▶ **Supplied information**
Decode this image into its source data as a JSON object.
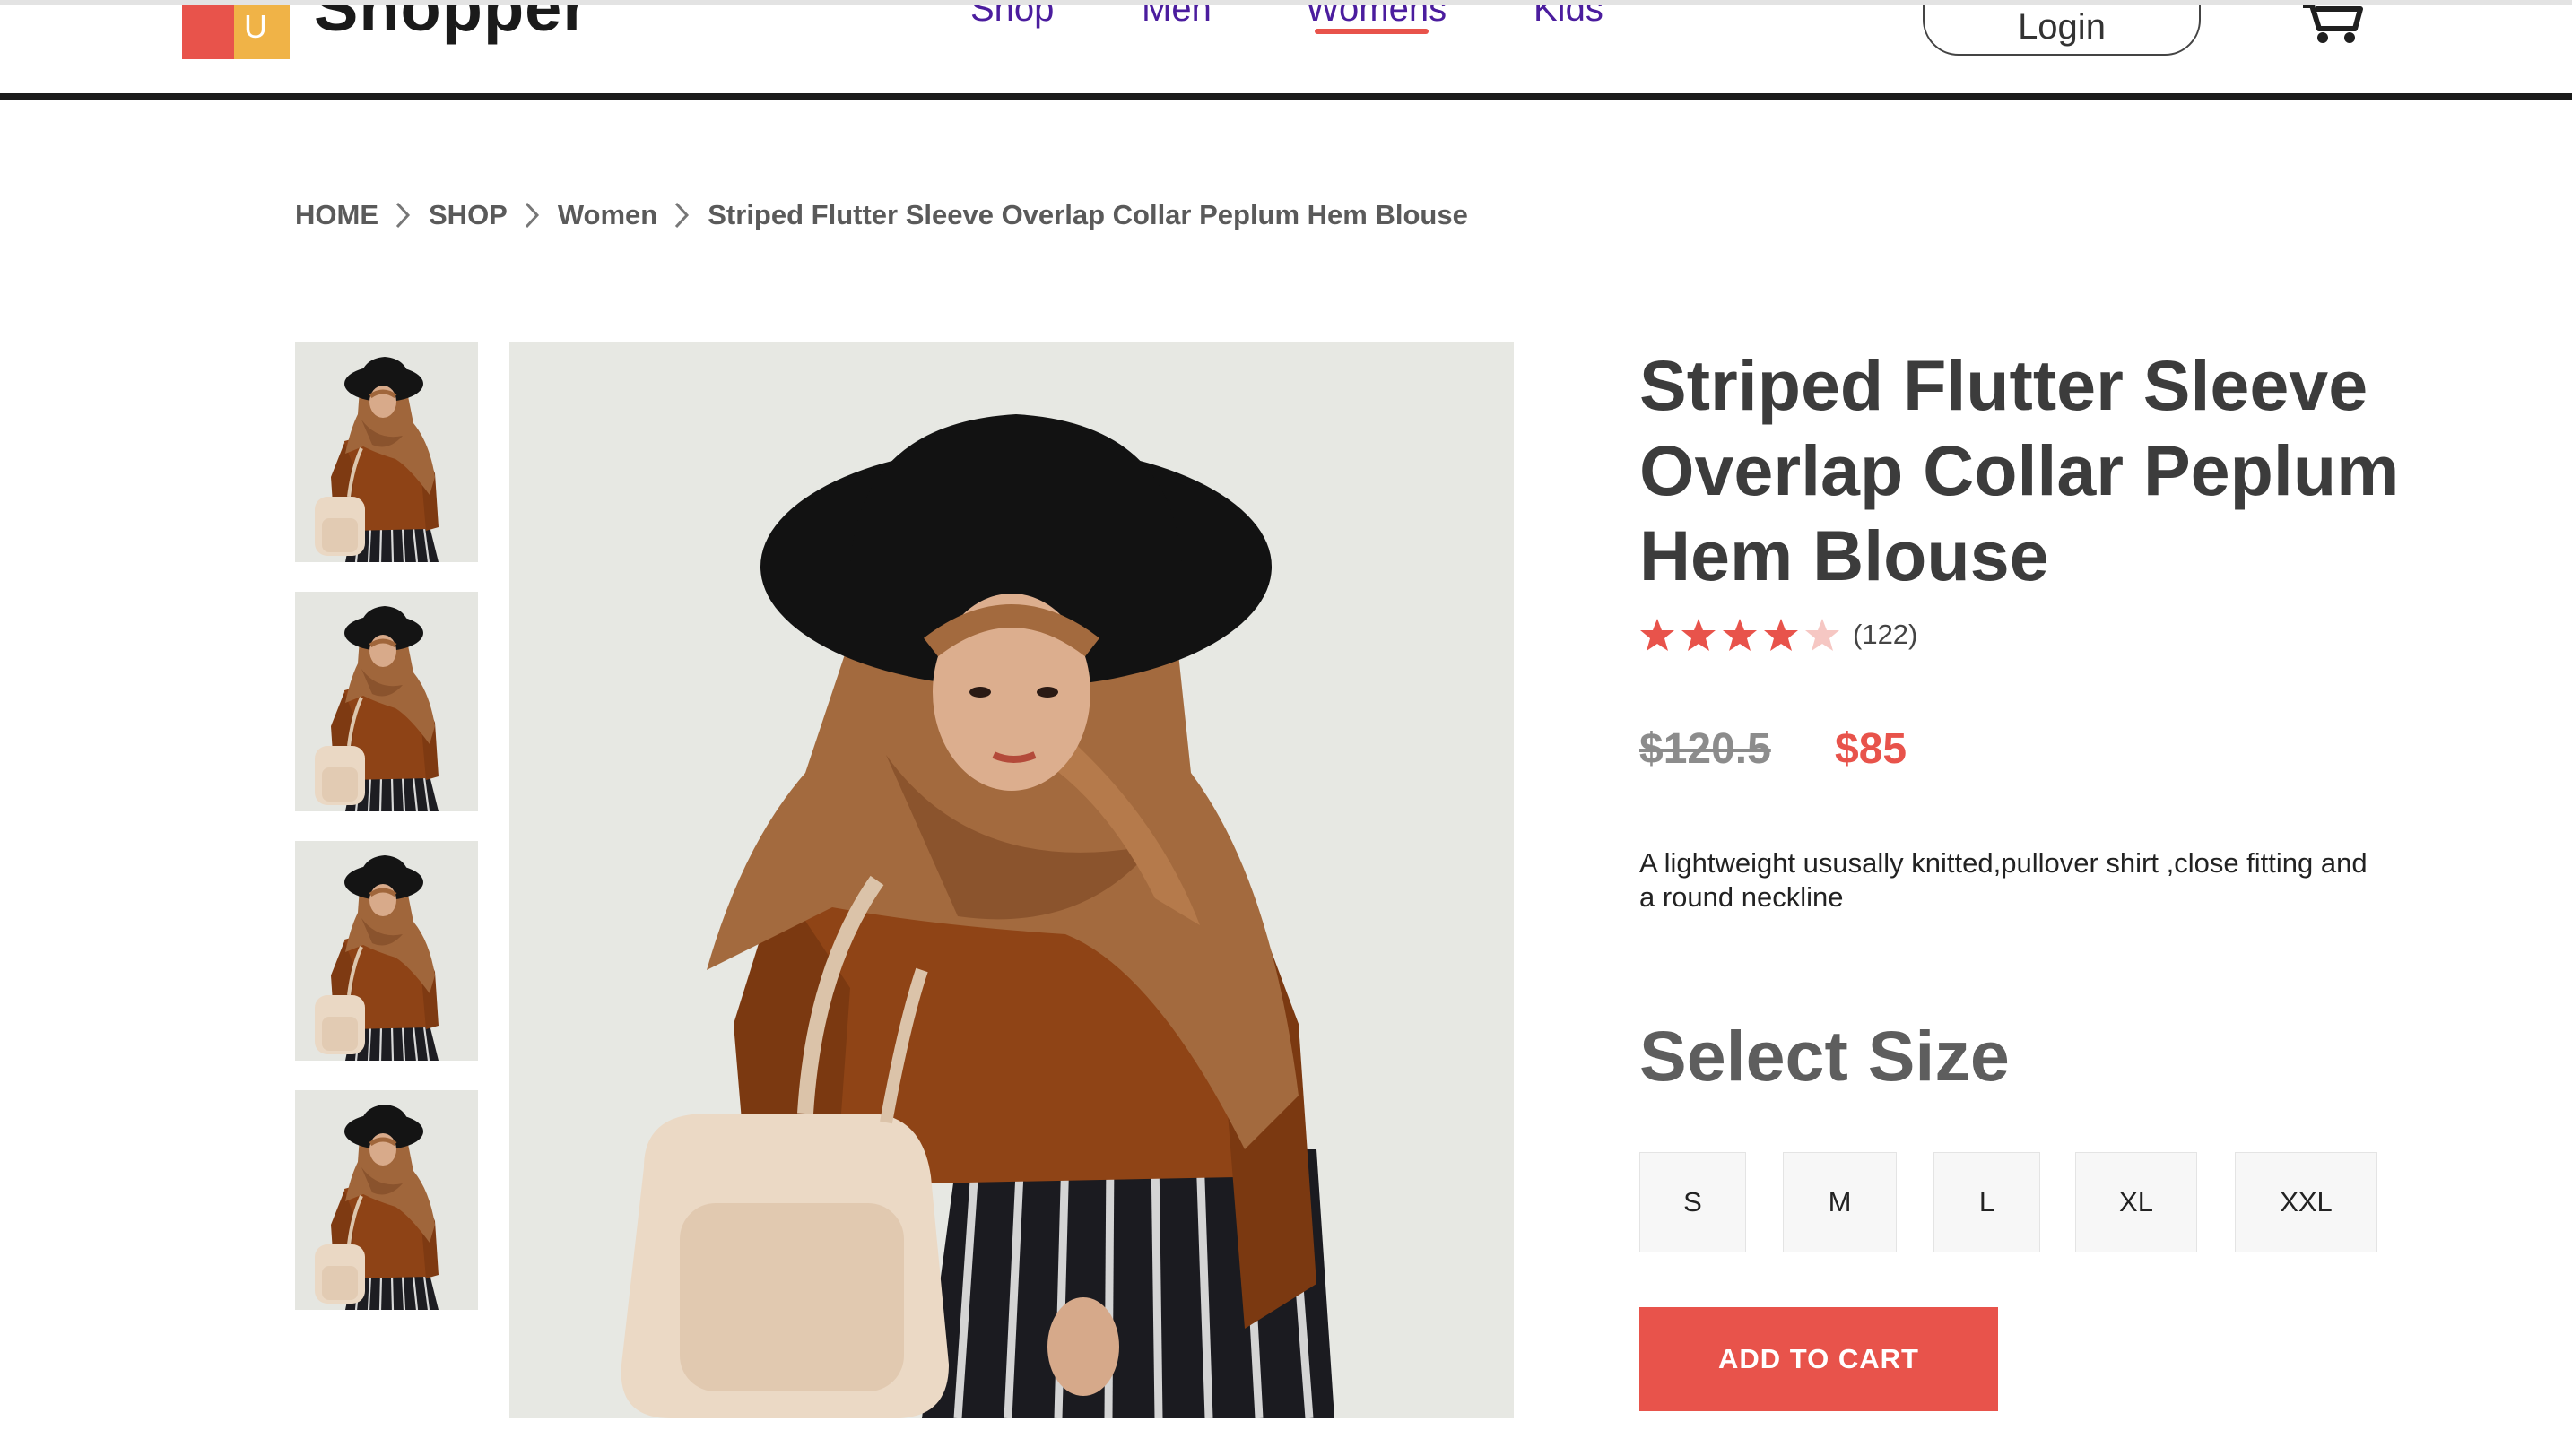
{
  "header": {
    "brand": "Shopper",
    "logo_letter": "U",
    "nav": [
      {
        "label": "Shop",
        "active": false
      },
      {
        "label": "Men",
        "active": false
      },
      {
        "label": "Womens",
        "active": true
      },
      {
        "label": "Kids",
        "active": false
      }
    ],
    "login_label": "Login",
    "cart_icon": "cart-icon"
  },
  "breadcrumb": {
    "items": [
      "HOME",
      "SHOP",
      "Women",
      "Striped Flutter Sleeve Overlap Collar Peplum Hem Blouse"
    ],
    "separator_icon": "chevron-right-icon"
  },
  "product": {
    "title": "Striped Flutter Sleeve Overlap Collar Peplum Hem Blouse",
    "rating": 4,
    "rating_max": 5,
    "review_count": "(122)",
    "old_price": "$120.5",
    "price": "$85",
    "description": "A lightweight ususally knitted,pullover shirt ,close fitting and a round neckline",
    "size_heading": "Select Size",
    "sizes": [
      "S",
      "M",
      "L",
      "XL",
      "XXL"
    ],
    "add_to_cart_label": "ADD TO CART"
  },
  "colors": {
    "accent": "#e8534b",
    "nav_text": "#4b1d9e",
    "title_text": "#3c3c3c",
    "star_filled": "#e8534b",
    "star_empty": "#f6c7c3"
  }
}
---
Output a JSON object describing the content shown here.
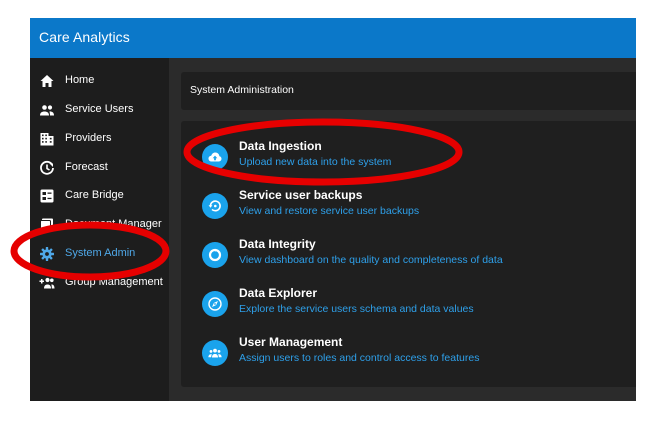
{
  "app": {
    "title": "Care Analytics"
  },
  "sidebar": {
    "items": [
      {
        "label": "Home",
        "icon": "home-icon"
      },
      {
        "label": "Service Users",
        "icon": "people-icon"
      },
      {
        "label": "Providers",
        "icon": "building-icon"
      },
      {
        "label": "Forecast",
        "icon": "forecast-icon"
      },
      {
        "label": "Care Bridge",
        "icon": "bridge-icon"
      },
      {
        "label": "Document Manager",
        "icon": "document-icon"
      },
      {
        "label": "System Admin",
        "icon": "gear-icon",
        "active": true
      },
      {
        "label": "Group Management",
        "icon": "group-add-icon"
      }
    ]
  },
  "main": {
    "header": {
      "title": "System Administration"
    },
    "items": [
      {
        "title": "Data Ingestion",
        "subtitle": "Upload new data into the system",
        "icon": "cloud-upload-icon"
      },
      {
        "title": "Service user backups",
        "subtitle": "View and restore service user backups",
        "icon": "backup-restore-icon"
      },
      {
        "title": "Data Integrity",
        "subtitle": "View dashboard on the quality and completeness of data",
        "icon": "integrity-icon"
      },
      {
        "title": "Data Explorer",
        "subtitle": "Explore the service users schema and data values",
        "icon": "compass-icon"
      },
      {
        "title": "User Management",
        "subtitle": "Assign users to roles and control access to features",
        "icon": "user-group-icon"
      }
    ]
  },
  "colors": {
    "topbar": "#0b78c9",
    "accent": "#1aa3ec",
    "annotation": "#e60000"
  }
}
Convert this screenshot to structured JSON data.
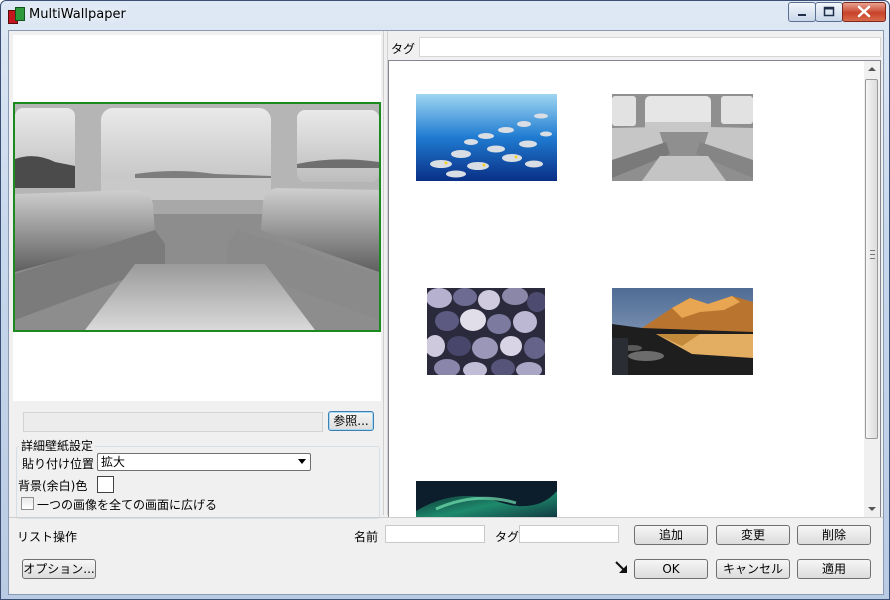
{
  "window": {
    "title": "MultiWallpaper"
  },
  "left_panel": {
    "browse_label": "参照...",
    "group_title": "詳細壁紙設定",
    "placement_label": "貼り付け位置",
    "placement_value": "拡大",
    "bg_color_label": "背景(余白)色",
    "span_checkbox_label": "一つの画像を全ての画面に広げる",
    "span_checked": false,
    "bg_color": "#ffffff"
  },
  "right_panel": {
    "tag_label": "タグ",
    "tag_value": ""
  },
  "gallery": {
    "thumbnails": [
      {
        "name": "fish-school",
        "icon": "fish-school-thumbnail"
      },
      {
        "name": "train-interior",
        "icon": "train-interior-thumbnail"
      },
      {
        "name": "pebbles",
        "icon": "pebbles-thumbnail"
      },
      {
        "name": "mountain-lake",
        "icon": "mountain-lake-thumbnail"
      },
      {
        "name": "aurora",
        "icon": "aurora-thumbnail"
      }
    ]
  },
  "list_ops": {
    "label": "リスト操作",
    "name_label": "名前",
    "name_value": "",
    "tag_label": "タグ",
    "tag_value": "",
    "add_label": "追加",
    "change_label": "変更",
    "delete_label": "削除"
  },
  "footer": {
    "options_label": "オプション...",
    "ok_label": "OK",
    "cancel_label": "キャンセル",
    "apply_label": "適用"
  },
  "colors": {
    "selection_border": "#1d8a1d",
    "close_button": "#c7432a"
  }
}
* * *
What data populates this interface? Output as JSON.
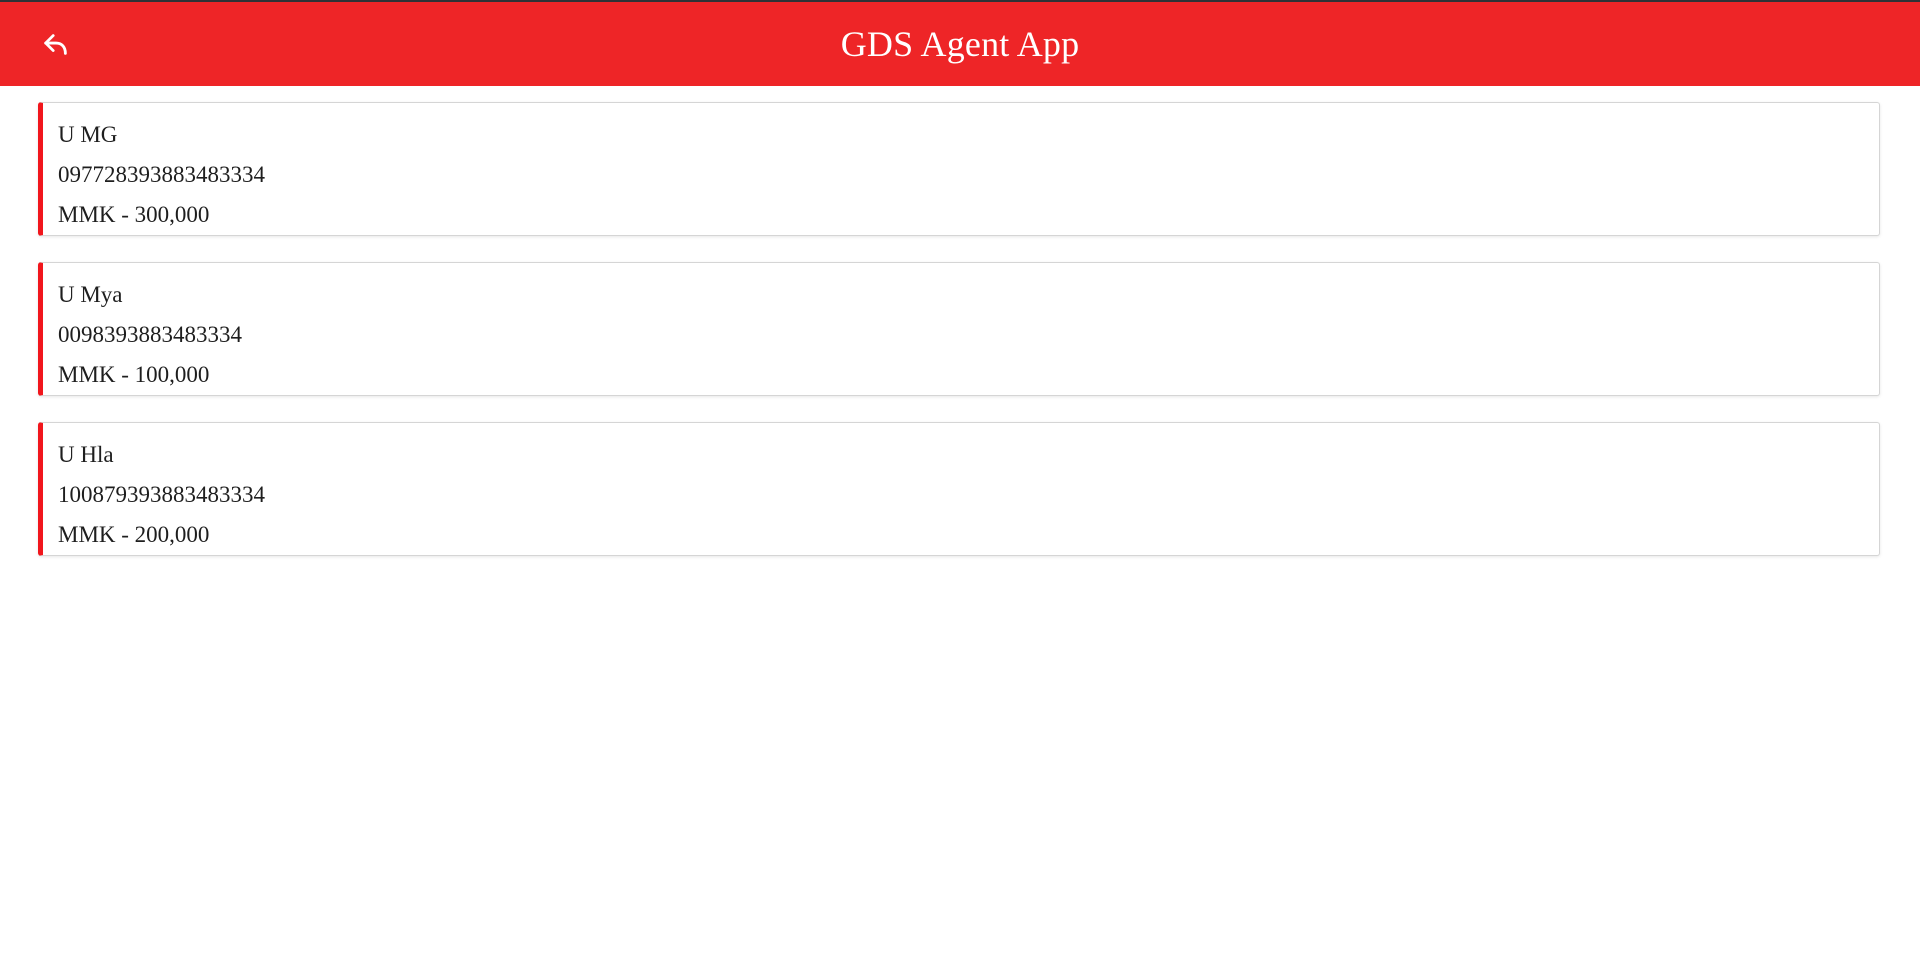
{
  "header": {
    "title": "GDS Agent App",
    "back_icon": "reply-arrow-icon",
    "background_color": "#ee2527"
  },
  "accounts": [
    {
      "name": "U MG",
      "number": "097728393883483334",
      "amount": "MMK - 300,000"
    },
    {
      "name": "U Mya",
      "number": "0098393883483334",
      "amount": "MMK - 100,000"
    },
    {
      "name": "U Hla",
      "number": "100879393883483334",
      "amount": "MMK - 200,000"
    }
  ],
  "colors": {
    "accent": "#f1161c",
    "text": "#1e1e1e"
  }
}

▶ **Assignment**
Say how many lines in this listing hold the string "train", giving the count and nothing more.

▶ **Written response**
2